Originally published in Spain, this book gently portrays the story of a young child’s admiration for his classmate. Illustrator Guridi  uses pencil drawings and photoshop to create both realistic images and the costumed version of the birds that are central to this story. The Day I Became a Bird is an inspiring story that demonstrates how taking risks to show you care can be worth the effort.

Look Up! By Jung Jin-Ho (Holiday, 2016)

Look Up! takes on the perspective of a young child in a wheelchair peering over a balcony above a busy neighborhood street. Like the child, the reader can only see the tops of people’s heads as they walk along the street without noticing the child above, who only wants them to “Look Up!”. Finally, a young boy looks up and notices the child on the balcony. He lays on the ground so the child can see him. This act starts a chain of pedestrians who stop to see what he is doing and, in turn, lie down so they, too, can look up.

Jung Jin-Ho’s black-and-white sketches give readers a unique perspective beyond the bustle of daily life to remind us that through our busiest moments, we can stop to see someone who may otherwise be overlooked.

Lucy by Randy Cecil (Candlewick, 2016)

As though in a theater production, Lucy is told in four acts. Each act starts the same as the previous one but builds on the story of a tenacious stray dog who visits the front door of an apartment building.  It is here that he is greeted each morning by a young girl who dangles her leftover food by a string from her bedroom window to provide breakfast to the little stray. The young girl lives with her father who is a store stock-person by day and an aspiring vaudeville performer with stage fright by night. The story comes full circle when we learn how the small dog became a stray and how she finds a place to call home.

Randy Cecil’s black-and-white oil textured illustrations strongly support the text that, in turn, nicely frames and punctuates the images. As if through a telescope, the reader gets a glimpse of the small dog’s day through images rendered in a circular frame in the center of each page. Lucy is a charming story that young children will enjoy watching unfold.

The Big Read Bibliography
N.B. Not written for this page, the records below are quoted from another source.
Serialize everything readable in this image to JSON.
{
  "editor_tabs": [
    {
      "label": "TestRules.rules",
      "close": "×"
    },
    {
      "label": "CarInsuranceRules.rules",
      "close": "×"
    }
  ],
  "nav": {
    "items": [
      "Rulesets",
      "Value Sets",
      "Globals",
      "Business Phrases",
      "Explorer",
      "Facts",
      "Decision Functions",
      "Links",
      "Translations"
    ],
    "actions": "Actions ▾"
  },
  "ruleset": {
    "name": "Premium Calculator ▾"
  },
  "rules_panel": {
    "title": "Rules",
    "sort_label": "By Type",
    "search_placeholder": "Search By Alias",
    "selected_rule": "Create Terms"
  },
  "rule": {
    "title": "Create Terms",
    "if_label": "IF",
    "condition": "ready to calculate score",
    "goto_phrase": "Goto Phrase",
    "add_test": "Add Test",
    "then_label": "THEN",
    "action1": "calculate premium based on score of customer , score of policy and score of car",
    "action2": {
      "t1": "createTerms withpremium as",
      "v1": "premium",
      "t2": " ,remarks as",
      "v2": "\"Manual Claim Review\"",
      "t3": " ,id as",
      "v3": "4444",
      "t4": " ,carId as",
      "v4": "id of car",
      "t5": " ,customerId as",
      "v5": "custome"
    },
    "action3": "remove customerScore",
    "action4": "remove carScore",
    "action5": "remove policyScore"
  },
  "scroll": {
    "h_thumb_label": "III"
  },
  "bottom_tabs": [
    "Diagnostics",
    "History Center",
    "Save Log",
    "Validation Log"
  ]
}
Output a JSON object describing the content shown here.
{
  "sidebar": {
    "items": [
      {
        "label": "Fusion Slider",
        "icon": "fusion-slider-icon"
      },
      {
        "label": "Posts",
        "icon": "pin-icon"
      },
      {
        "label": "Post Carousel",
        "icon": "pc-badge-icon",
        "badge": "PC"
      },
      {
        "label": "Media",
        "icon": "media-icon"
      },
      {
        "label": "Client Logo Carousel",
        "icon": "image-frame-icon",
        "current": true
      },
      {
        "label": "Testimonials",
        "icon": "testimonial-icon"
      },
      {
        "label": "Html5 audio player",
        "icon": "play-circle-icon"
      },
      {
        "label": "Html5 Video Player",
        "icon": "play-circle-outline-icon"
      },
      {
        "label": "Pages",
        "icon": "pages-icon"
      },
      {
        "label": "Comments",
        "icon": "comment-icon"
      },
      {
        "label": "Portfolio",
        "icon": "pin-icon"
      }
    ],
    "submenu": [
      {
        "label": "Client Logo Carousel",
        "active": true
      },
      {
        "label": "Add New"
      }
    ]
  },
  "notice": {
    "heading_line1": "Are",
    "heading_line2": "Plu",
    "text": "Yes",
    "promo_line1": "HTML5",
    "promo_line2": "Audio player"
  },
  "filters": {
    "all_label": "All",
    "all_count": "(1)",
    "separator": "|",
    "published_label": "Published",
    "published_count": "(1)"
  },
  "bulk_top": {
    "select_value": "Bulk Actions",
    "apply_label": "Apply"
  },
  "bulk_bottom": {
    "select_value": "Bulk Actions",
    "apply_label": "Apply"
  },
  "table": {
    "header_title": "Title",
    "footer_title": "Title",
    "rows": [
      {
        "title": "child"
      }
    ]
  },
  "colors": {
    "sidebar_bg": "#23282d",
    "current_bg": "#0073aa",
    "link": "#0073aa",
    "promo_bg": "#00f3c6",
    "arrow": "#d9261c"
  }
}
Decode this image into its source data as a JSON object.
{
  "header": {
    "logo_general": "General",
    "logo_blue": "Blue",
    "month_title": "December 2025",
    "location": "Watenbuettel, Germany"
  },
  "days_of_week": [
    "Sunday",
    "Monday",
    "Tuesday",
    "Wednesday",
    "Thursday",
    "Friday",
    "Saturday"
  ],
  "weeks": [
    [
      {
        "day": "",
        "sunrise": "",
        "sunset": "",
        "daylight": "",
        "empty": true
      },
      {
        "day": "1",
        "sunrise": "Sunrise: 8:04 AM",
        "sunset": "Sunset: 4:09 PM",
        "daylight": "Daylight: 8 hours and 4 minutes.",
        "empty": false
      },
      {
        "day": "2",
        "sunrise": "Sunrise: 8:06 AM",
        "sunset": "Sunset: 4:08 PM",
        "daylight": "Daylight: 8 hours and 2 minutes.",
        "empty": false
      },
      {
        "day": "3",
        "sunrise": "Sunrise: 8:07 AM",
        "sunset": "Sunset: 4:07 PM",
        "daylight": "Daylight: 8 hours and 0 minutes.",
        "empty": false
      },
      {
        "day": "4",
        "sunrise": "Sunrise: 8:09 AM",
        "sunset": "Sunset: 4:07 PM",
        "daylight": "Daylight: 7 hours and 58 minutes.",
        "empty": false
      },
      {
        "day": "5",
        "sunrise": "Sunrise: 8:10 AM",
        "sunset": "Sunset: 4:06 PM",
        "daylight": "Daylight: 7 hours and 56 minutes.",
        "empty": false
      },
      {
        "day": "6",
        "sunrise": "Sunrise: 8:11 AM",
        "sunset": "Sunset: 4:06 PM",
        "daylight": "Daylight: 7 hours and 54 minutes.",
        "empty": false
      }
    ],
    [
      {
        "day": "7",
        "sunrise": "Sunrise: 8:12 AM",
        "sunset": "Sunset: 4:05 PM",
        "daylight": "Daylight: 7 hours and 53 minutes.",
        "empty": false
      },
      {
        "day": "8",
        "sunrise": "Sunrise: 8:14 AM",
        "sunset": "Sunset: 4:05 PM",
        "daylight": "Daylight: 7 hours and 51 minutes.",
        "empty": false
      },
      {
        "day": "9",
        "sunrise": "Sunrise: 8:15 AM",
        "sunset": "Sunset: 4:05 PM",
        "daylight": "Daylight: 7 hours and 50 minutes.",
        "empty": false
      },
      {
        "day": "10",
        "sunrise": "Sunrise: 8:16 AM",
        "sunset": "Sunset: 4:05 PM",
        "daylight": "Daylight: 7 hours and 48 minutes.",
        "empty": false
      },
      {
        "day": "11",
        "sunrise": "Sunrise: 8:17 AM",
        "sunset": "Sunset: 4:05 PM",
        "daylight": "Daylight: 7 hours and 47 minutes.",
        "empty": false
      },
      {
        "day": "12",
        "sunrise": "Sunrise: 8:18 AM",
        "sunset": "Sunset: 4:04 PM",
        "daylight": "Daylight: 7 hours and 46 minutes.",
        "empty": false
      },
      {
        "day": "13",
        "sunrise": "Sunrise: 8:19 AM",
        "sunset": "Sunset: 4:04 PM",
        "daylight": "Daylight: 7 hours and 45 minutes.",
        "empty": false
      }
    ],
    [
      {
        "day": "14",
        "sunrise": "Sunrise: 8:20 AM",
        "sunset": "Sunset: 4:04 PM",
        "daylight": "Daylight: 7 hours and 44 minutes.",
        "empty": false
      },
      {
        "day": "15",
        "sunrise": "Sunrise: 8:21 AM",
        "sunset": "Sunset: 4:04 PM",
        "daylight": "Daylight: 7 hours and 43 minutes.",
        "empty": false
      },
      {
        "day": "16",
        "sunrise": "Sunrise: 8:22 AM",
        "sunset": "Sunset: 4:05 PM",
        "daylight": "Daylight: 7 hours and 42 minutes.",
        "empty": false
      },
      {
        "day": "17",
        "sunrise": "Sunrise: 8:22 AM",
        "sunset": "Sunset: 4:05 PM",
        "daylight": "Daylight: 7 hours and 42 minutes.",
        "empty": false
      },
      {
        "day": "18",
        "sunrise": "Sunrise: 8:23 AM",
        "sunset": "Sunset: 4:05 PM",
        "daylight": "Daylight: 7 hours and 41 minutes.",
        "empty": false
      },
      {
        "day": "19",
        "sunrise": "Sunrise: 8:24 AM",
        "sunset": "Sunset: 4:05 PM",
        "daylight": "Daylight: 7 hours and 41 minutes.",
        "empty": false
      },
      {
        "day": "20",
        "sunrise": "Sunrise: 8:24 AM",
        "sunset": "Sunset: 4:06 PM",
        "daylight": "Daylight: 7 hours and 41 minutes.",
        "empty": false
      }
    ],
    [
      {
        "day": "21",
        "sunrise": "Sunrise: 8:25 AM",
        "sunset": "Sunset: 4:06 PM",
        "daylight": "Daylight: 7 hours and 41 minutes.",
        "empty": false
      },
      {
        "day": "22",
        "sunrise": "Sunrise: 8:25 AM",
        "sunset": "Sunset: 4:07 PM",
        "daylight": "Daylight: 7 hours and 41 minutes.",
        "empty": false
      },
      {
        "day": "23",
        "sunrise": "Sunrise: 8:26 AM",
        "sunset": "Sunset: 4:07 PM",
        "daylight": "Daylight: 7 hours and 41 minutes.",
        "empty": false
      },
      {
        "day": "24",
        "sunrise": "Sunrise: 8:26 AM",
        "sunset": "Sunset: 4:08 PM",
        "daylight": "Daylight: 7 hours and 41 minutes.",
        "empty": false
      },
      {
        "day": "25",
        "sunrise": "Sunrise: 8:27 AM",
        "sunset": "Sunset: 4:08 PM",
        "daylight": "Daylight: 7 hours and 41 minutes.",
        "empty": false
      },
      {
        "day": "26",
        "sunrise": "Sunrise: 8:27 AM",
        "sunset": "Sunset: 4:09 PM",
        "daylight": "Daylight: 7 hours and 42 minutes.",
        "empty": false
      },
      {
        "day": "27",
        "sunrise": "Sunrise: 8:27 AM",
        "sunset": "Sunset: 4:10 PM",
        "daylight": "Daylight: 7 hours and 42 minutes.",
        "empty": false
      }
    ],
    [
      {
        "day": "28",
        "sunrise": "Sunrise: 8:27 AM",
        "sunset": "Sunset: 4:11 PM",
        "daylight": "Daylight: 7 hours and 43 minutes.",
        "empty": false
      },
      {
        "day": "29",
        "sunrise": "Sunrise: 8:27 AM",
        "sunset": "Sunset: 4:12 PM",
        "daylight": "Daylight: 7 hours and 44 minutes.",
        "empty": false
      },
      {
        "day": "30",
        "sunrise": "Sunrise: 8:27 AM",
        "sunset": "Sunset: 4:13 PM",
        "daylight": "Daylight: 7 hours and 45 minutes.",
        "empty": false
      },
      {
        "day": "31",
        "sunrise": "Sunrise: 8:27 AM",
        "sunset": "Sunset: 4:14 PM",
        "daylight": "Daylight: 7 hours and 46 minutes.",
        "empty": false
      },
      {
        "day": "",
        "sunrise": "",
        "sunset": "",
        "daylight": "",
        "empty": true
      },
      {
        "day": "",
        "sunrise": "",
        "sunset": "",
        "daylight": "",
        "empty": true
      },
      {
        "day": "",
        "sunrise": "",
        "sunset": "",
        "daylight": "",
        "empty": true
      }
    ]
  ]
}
The Butler Children’s Literature Center has partnered with Dominican’s Crown Library, the Oak Park Public Library and several other local libraries for the Big Read program to create a bibliography of books for elementary and middle school readers inspired by this year’s Big Read, Into the Beautiful North by Luis Alberto Urrea. The bibliography contains fiction books published between 2014-2016 that explores the multiple aspects of the immigrant experience. You can find The Big Read Bibliography on the Butler’s Pantry blog under Bibliographies.